» SUPPLIED DATA:
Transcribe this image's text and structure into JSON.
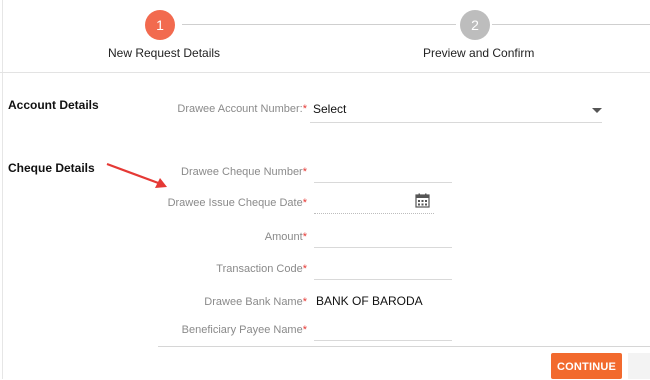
{
  "stepper": {
    "steps": [
      {
        "number": "1",
        "label": "New Request Details",
        "color": "#f26a4f"
      },
      {
        "number": "2",
        "label": "Preview and Confirm",
        "color": "#bdbdbd"
      }
    ]
  },
  "account": {
    "section_title": "Account Details",
    "drawee_account_label": "Drawee Account Number:",
    "drawee_account_value": "Select"
  },
  "cheque": {
    "section_title": "Cheque Details",
    "fields": {
      "cheque_number_label": "Drawee Cheque Number",
      "issue_date_label": "Drawee Issue Cheque Date",
      "amount_label": "Amount",
      "transaction_code_label": "Transaction Code",
      "bank_name_label": "Drawee Bank Name",
      "bank_name_value": "BANK OF BARODA",
      "payee_name_label": "Beneficiary Payee Name"
    },
    "required_mark": "*"
  },
  "actions": {
    "continue_label": "CONTINUE"
  },
  "colors": {
    "accent": "#f26a2e",
    "required": "#e53935",
    "arrow": "#e53935"
  }
}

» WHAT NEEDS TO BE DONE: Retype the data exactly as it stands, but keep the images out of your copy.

» ANSWER:
Transcribe this image's text and structure into JSON.
{
  "stepper": {
    "steps": [
      {
        "number": "1",
        "label": "New Request Details",
        "color": "#f26a4f"
      },
      {
        "number": "2",
        "label": "Preview and Confirm",
        "color": "#bdbdbd"
      }
    ]
  },
  "account": {
    "section_title": "Account Details",
    "drawee_account_label": "Drawee Account Number:",
    "drawee_account_value": "Select"
  },
  "cheque": {
    "section_title": "Cheque Details",
    "fields": {
      "cheque_number_label": "Drawee Cheque Number",
      "issue_date_label": "Drawee Issue Cheque Date",
      "amount_label": "Amount",
      "transaction_code_label": "Transaction Code",
      "bank_name_label": "Drawee Bank Name",
      "bank_name_value": "BANK OF BARODA",
      "payee_name_label": "Beneficiary Payee Name"
    },
    "required_mark": "*"
  },
  "actions": {
    "continue_label": "CONTINUE"
  },
  "colors": {
    "accent": "#f26a2e",
    "required": "#e53935",
    "arrow": "#e53935"
  }
}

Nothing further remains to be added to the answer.